■ WHAT YOU HAVE TO DO: Each line of the material that mentions the word "JSON" is to be copied.

■ RECORDS SHOWN:
-------------------------

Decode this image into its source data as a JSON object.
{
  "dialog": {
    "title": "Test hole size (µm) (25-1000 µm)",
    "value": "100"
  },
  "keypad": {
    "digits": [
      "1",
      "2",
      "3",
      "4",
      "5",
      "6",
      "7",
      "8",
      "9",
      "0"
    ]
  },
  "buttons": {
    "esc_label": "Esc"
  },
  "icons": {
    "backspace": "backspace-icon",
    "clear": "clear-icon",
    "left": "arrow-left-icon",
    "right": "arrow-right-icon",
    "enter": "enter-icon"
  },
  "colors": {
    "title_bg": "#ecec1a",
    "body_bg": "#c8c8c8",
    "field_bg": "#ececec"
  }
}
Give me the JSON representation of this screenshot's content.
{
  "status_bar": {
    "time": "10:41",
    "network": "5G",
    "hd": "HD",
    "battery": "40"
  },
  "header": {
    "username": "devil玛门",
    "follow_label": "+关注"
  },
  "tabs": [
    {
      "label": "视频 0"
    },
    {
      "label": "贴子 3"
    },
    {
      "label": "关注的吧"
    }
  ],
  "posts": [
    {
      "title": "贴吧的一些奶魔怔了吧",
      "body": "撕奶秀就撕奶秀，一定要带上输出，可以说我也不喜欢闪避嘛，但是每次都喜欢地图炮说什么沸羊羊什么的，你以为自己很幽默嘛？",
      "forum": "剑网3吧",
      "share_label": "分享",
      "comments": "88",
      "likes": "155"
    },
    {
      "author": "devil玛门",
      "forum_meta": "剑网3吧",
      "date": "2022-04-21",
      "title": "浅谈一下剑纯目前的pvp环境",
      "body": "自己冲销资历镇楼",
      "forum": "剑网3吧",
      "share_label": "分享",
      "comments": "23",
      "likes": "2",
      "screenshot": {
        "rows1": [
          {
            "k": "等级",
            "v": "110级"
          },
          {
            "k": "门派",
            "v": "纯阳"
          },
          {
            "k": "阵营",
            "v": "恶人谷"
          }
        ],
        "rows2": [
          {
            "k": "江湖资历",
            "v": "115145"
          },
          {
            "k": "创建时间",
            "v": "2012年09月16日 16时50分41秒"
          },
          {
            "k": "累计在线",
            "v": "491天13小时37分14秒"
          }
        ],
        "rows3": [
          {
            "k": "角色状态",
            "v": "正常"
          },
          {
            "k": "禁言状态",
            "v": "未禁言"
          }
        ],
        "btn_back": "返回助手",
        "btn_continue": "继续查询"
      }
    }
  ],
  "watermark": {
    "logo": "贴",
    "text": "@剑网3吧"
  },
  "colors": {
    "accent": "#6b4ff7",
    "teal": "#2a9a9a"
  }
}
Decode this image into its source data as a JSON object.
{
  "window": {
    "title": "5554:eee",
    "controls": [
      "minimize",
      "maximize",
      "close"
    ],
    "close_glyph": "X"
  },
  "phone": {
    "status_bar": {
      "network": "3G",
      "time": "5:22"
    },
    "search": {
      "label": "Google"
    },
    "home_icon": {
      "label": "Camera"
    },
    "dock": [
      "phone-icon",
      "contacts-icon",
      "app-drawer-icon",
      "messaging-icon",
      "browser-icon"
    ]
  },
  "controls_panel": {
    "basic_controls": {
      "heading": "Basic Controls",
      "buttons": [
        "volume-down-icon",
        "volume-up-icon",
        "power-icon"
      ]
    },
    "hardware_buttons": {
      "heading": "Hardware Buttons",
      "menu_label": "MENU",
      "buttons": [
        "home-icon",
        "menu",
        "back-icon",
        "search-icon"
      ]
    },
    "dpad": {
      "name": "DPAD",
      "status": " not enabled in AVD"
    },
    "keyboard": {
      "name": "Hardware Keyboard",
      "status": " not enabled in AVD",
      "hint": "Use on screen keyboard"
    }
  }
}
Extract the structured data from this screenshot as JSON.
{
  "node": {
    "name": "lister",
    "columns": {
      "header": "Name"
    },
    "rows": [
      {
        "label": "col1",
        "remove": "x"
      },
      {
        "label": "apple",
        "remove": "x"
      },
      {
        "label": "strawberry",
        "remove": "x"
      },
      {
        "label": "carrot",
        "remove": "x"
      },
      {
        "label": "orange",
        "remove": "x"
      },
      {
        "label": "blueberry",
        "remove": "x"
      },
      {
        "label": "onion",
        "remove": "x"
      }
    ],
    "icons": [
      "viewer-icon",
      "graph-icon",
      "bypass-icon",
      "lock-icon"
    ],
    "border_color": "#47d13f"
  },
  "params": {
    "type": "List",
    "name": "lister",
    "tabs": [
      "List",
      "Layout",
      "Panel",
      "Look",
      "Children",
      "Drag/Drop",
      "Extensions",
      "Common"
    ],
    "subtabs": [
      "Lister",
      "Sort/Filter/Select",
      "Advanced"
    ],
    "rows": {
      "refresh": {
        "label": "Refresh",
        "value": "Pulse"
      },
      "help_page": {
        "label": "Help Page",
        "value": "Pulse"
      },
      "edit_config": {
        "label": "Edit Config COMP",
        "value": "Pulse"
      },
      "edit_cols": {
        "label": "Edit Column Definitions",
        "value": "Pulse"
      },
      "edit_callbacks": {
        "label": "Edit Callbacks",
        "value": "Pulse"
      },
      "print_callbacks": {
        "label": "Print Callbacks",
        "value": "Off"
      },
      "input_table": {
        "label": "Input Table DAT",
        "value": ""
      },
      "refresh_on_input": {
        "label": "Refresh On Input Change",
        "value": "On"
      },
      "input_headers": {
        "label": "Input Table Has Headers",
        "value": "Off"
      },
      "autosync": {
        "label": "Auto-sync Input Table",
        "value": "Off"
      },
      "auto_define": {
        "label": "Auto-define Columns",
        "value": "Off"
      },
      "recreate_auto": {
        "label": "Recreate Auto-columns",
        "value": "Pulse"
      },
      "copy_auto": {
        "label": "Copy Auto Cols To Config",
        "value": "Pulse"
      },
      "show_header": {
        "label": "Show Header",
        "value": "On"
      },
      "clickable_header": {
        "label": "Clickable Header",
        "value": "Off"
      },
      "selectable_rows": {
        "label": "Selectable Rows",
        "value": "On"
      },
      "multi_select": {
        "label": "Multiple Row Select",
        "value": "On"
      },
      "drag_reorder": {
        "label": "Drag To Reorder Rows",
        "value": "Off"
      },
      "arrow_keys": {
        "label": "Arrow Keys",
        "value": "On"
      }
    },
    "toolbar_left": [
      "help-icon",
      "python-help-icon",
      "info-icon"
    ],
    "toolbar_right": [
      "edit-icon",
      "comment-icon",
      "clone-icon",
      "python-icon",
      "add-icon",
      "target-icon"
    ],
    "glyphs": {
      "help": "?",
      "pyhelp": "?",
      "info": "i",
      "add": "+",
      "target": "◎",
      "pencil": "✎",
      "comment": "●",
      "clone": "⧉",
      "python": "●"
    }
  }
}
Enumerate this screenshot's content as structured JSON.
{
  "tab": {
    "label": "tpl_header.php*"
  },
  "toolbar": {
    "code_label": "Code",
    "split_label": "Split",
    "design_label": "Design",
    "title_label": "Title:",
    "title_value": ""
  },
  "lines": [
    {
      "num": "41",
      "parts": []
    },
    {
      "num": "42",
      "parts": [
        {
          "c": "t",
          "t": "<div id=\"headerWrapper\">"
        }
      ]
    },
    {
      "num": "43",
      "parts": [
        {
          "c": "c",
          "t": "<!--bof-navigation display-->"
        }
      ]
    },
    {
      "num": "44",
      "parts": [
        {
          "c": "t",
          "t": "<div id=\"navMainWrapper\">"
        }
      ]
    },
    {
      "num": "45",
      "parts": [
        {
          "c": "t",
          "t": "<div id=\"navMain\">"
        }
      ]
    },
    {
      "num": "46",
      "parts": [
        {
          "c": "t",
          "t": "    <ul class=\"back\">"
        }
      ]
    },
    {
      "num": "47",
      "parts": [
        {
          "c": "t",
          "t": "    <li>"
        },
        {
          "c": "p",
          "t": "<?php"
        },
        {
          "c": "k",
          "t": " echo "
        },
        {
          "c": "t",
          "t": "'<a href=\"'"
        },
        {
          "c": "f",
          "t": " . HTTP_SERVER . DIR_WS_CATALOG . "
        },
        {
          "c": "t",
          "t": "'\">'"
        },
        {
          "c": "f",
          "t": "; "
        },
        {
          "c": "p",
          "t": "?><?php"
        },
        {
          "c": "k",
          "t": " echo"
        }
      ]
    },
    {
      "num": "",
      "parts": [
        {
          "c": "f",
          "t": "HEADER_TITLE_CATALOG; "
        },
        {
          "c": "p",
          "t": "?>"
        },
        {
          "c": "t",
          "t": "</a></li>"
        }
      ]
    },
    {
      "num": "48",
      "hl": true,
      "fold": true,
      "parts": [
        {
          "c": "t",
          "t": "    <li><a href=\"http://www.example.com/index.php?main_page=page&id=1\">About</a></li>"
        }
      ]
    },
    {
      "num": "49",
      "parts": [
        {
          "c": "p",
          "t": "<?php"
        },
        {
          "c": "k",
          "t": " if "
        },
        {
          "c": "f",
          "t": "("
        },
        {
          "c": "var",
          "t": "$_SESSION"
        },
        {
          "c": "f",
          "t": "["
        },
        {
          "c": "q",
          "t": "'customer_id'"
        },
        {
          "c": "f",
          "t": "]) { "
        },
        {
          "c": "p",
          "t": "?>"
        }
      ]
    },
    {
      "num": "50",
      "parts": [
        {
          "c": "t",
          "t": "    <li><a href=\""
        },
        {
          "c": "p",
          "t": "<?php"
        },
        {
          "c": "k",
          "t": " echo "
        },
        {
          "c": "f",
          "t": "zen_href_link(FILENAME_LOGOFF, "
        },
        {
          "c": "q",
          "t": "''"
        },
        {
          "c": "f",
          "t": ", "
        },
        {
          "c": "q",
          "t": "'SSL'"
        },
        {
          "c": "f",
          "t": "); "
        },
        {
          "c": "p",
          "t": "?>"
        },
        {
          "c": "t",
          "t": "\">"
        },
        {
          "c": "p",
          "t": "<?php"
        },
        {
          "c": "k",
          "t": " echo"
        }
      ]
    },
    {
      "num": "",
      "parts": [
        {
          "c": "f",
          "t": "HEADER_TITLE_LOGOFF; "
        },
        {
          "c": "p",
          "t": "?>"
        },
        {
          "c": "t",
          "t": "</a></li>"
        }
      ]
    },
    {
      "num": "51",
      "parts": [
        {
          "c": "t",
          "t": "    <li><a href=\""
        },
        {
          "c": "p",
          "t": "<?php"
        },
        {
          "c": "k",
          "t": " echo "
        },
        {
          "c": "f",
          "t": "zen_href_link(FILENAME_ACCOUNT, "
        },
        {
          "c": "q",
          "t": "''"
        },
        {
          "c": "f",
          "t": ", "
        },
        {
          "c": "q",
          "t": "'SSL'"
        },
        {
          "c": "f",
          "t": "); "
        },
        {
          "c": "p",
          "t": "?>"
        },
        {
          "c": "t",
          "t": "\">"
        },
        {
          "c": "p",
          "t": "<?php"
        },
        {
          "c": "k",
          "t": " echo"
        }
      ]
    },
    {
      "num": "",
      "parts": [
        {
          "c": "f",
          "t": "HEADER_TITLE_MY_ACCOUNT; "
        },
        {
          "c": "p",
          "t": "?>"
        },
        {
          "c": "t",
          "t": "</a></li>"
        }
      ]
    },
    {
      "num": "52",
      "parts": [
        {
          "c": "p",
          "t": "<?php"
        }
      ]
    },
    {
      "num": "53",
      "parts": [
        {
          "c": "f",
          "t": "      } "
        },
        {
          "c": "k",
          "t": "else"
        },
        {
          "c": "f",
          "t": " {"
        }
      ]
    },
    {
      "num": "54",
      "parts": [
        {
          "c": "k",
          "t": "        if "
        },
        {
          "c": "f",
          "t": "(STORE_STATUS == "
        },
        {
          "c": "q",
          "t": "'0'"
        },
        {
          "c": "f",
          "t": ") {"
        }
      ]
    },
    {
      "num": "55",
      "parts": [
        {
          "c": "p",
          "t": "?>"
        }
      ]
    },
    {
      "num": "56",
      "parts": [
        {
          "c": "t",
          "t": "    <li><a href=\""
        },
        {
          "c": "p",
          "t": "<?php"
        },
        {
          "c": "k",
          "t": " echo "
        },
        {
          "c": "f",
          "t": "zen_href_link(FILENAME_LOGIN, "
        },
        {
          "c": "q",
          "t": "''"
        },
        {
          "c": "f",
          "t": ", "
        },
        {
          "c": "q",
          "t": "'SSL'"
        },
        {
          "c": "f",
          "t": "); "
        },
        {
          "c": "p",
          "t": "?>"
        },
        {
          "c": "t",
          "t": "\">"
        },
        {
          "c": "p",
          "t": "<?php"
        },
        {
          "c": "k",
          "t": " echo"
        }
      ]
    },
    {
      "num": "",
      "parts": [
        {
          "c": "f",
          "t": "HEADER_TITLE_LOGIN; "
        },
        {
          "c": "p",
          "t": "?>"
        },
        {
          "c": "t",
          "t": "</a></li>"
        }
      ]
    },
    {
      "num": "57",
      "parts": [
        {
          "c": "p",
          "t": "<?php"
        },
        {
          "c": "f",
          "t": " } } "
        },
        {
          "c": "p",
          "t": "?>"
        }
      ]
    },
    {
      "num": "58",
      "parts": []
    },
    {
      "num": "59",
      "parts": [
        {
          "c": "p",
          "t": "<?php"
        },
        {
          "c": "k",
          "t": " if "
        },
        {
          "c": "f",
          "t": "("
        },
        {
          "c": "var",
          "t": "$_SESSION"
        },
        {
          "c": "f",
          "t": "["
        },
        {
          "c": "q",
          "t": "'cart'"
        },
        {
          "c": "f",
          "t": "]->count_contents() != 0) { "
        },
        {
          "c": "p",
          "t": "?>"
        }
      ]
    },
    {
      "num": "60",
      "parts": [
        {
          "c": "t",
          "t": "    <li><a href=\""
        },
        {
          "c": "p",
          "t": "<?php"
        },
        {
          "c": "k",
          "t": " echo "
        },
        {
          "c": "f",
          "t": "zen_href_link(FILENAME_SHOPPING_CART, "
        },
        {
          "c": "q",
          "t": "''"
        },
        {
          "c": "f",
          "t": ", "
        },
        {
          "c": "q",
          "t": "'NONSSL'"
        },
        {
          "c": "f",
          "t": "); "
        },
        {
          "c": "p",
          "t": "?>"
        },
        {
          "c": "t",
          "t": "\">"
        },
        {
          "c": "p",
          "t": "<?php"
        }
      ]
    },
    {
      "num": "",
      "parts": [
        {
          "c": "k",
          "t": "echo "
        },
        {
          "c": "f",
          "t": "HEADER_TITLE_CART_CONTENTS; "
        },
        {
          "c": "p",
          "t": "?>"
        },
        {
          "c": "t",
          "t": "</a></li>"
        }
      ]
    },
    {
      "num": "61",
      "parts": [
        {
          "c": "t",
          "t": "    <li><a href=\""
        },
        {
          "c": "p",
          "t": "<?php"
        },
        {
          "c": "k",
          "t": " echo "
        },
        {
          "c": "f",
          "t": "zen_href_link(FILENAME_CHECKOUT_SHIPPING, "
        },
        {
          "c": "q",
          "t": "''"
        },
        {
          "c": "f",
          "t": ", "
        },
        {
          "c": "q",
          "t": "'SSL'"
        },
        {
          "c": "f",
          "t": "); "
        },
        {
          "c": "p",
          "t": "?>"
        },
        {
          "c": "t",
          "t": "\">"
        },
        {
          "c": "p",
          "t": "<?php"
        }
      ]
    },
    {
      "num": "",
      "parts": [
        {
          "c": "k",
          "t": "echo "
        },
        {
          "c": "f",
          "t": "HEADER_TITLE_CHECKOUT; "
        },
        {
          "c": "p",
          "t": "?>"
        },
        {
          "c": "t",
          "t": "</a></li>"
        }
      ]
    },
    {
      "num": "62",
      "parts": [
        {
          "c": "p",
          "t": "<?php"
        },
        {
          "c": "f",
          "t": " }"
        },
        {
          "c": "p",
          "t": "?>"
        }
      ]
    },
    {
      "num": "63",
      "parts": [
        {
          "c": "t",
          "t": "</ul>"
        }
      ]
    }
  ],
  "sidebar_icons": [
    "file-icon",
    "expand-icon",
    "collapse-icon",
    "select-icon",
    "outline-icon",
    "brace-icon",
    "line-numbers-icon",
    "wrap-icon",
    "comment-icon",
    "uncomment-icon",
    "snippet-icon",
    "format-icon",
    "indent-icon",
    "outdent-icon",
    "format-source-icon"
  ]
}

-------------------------

■ ANSWER TO THE PROBLEM:
Decode this image into its source data as a JSON object.
Give me the JSON representation of this screenshot's content.
Decode this image into its source data as a JSON object.
Extract the structured data from this screenshot as JSON.
Enumerate this screenshot's content as structured JSON.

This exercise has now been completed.